*Work required:* In your reply, restate all of the records below word for word.

*Information provided:*
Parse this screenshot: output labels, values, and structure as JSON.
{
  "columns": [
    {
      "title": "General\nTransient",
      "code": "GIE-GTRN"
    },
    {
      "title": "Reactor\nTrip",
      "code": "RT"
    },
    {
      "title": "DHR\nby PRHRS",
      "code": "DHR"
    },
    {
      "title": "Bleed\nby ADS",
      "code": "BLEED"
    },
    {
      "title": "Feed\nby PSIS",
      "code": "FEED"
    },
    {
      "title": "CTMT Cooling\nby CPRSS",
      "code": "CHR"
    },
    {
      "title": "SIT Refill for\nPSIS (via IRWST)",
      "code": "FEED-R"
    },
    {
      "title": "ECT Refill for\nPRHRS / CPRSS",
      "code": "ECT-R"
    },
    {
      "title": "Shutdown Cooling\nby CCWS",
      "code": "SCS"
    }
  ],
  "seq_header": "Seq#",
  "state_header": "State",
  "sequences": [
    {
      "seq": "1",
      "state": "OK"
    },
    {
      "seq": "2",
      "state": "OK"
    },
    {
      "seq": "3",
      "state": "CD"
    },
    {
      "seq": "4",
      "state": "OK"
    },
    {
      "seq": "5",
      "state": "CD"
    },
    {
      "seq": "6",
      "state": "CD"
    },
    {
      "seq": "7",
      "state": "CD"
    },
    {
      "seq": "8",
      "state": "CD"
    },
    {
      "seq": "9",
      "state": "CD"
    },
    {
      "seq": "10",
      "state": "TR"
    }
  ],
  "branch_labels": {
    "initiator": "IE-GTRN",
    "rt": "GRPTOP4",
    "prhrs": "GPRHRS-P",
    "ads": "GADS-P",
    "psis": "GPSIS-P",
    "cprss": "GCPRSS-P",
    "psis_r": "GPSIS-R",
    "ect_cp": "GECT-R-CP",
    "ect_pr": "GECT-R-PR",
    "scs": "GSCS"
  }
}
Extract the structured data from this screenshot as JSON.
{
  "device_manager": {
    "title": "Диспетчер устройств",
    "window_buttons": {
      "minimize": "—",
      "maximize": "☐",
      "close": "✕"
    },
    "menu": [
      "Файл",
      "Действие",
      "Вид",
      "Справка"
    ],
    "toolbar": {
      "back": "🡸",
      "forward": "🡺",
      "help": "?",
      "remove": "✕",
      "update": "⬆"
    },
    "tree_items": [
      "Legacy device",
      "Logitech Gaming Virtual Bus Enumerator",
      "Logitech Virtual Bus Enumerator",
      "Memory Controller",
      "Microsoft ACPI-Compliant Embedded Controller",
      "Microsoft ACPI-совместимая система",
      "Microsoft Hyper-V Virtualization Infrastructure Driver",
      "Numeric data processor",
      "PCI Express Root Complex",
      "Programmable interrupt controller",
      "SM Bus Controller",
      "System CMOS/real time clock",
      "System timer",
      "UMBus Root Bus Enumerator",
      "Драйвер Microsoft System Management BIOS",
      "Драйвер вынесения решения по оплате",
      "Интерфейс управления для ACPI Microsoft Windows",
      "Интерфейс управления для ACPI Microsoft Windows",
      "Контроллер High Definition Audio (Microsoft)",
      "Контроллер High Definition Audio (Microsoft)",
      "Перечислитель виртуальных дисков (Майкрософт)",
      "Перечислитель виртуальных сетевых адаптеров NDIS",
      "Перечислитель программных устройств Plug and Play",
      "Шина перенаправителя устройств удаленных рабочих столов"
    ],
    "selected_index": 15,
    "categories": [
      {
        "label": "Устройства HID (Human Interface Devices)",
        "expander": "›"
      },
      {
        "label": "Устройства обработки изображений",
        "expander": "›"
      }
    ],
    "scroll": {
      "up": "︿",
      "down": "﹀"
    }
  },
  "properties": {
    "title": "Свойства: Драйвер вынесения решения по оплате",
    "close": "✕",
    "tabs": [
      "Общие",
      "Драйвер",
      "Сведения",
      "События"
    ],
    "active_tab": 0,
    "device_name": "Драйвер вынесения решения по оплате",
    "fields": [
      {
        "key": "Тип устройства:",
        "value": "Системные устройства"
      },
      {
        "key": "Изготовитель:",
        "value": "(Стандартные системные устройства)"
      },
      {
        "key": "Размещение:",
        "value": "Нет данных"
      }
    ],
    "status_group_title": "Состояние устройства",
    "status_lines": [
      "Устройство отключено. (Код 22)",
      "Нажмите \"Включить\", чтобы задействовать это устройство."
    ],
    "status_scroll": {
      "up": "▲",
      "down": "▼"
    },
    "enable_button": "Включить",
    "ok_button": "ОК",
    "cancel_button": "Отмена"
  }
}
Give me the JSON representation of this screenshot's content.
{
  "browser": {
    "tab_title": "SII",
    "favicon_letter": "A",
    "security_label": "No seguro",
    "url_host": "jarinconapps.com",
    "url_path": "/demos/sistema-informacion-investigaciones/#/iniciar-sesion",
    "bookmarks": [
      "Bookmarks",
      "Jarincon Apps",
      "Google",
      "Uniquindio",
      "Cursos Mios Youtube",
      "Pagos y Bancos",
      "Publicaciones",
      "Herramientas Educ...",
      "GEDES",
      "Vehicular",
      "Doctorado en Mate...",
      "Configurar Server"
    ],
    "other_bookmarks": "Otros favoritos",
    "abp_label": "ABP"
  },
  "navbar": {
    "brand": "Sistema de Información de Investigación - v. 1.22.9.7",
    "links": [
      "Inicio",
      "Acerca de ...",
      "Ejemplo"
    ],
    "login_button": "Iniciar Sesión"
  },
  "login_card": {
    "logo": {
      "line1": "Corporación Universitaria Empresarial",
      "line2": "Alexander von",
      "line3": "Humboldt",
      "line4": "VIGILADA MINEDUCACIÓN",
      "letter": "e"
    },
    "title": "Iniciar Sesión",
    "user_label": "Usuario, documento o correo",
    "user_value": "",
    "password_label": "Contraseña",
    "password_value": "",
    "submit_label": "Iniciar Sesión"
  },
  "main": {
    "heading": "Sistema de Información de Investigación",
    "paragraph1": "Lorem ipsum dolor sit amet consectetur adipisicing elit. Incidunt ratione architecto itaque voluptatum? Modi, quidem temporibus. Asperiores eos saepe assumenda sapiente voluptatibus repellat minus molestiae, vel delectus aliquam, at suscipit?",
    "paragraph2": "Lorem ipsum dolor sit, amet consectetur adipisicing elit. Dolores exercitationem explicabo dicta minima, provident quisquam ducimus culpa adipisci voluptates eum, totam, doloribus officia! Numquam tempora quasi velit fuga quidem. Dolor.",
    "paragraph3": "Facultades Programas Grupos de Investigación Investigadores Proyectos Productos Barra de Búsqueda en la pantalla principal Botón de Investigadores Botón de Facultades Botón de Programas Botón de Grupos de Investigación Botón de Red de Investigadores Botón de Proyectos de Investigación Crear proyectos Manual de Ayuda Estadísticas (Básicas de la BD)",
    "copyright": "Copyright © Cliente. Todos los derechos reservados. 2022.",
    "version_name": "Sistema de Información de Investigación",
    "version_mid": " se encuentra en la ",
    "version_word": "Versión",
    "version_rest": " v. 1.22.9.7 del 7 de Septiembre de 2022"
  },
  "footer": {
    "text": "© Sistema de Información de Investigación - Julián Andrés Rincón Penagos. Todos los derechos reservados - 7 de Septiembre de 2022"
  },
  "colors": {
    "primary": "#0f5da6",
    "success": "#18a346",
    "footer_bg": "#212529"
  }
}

*Answer below:*
Parse this screenshot: output labels, values, and structure as JSON.
{
  "columns": [
    {
      "title": "General\nTransient",
      "code": "GIE-GTRN"
    },
    {
      "title": "Reactor\nTrip",
      "code": "RT"
    },
    {
      "title": "DHR\nby PRHRS",
      "code": "DHR"
    },
    {
      "title": "Bleed\nby ADS",
      "code": "BLEED"
    },
    {
      "title": "Feed\nby PSIS",
      "code": "FEED"
    },
    {
      "title": "CTMT Cooling\nby CPRSS",
      "code": "CHR"
    },
    {
      "title": "SIT Refill for\nPSIS (via IRWST)",
      "code": "FEED-R"
    },
    {
      "title": "ECT Refill for\nPRHRS / CPRSS",
      "code": "ECT-R"
    },
    {
      "title": "Shutdown Cooling\nby CCWS",
      "code": "SCS"
    }
  ],
  "seq_header": "Seq#",
  "state_header": "State",
  "sequences": [
    {
      "seq": "1",
      "state": "OK"
    },
    {
      "seq": "2",
      "state": "OK"
    },
    {
      "seq": "3",
      "state": "CD"
    },
    {
      "seq": "4",
      "state": "OK"
    },
    {
      "seq": "5",
      "state": "CD"
    },
    {
      "seq": "6",
      "state": "CD"
    },
    {
      "seq": "7",
      "state": "CD"
    },
    {
      "seq": "8",
      "state": "CD"
    },
    {
      "seq": "9",
      "state": "CD"
    },
    {
      "seq": "10",
      "state": "TR"
    }
  ],
  "branch_labels": {
    "initiator": "IE-GTRN",
    "rt": "GRPTOP4",
    "prhrs": "GPRHRS-P",
    "ads": "GADS-P",
    "psis": "GPSIS-P",
    "cprss": "GCPRSS-P",
    "psis_r": "GPSIS-R",
    "ect_cp": "GECT-R-CP",
    "ect_pr": "GECT-R-PR",
    "scs": "GSCS"
  }
}
Extract the structured data from this screenshot as JSON.
{
  "device_manager": {
    "title": "Диспетчер устройств",
    "window_buttons": {
      "minimize": "—",
      "maximize": "☐",
      "close": "✕"
    },
    "menu": [
      "Файл",
      "Действие",
      "Вид",
      "Справка"
    ],
    "toolbar": {
      "back": "🡸",
      "forward": "🡺",
      "help": "?",
      "remove": "✕",
      "update": "⬆"
    },
    "tree_items": [
      "Legacy device",
      "Logitech Gaming Virtual Bus Enumerator",
      "Logitech Virtual Bus Enumerator",
      "Memory Controller",
      "Microsoft ACPI-Compliant Embedded Controller",
      "Microsoft ACPI-совместимая система",
      "Microsoft Hyper-V Virtualization Infrastructure Driver",
      "Numeric data processor",
      "PCI Express Root Complex",
      "Programmable interrupt controller",
      "SM Bus Controller",
      "System CMOS/real time clock",
      "System timer",
      "UMBus Root Bus Enumerator",
      "Драйвер Microsoft System Management BIOS",
      "Драйвер вынесения решения по оплате",
      "Интерфейс управления для ACPI Microsoft Windows",
      "Интерфейс управления для ACPI Microsoft Windows",
      "Контроллер High Definition Audio (Microsoft)",
      "Контроллер High Definition Audio (Microsoft)",
      "Перечислитель виртуальных дисков (Майкрософт)",
      "Перечислитель виртуальных сетевых адаптеров NDIS",
      "Перечислитель программных устройств Plug and Play",
      "Шина перенаправителя устройств удаленных рабочих столов"
    ],
    "selected_index": 15,
    "categories": [
      {
        "label": "Устройства HID (Human Interface Devices)",
        "expander": "›"
      },
      {
        "label": "Устройства обработки изображений",
        "expander": "›"
      }
    ],
    "scroll": {
      "up": "︿",
      "down": "﹀"
    }
  },
  "properties": {
    "title": "Свойства: Драйвер вынесения решения по оплате",
    "close": "✕",
    "tabs": [
      "Общие",
      "Драйвер",
      "Сведения",
      "События"
    ],
    "active_tab": 0,
    "device_name": "Драйвер вынесения решения по оплате",
    "fields": [
      {
        "key": "Тип устройства:",
        "value": "Системные устройства"
      },
      {
        "key": "Изготовитель:",
        "value": "(Стандартные системные устройства)"
      },
      {
        "key": "Размещение:",
        "value": "Нет данных"
      }
    ],
    "status_group_title": "Состояние устройства",
    "status_lines": [
      "Устройство отключено. (Код 22)",
      "Нажмите \"Включить\", чтобы задействовать это устройство."
    ],
    "status_scroll": {
      "up": "▲",
      "down": "▼"
    },
    "enable_button": "Включить",
    "ok_button": "ОК",
    "cancel_button": "Отмена"
  }
}
Give me the JSON representation of this screenshot's content.
{
  "browser": {
    "tab_title": "SII",
    "favicon_letter": "A",
    "security_label": "No seguro",
    "url_host": "jarinconapps.com",
    "url_path": "/demos/sistema-informacion-investigaciones/#/iniciar-sesion",
    "bookmarks": [
      "Bookmarks",
      "Jarincon Apps",
      "Google",
      "Uniquindio",
      "Cursos Mios Youtube",
      "Pagos y Bancos",
      "Publicaciones",
      "Herramientas Educ...",
      "GEDES",
      "Vehicular",
      "Doctorado en Mate...",
      "Configurar Server"
    ],
    "other_bookmarks": "Otros favoritos",
    "abp_label": "ABP"
  },
  "navbar": {
    "brand": "Sistema de Información de Investigación - v. 1.22.9.7",
    "links": [
      "Inicio",
      "Acerca de ...",
      "Ejemplo"
    ],
    "login_button": "Iniciar Sesión"
  },
  "login_card": {
    "logo": {
      "line1": "Corporación Universitaria Empresarial",
      "line2": "Alexander von",
      "line3": "Humboldt",
      "line4": "VIGILADA MINEDUCACIÓN",
      "letter": "e"
    },
    "title": "Iniciar Sesión",
    "user_label": "Usuario, documento o correo",
    "user_value": "",
    "password_label": "Contraseña",
    "password_value": "",
    "submit_label": "Iniciar Sesión"
  },
  "main": {
    "heading": "Sistema de Información de Investigación",
    "paragraph1": "Lorem ipsum dolor sit amet consectetur adipisicing elit. Incidunt ratione architecto itaque voluptatum? Modi, quidem temporibus. Asperiores eos saepe assumenda sapiente voluptatibus repellat minus molestiae, vel delectus aliquam, at suscipit?",
    "paragraph2": "Lorem ipsum dolor sit, amet consectetur adipisicing elit. Dolores exercitationem explicabo dicta minima, provident quisquam ducimus culpa adipisci voluptates eum, totam, doloribus officia! Numquam tempora quasi velit fuga quidem. Dolor.",
    "paragraph3": "Facultades Programas Grupos de Investigación Investigadores Proyectos Productos Barra de Búsqueda en la pantalla principal Botón de Investigadores Botón de Facultades Botón de Programas Botón de Grupos de Investigación Botón de Red de Investigadores Botón de Proyectos de Investigación Crear proyectos Manual de Ayuda Estadísticas (Básicas de la BD)",
    "copyright": "Copyright © Cliente. Todos los derechos reservados. 2022.",
    "version_name": "Sistema de Información de Investigación",
    "version_mid": " se encuentra en la ",
    "version_word": "Versión",
    "version_rest": " v. 1.22.9.7 del 7 de Septiembre de 2022"
  },
  "footer": {
    "text": "© Sistema de Información de Investigación - Julián Andrés Rincón Penagos. Todos los derechos reservados - 7 de Septiembre de 2022"
  },
  "colors": {
    "primary": "#0f5da6",
    "success": "#18a346",
    "footer_bg": "#212529"
  }
}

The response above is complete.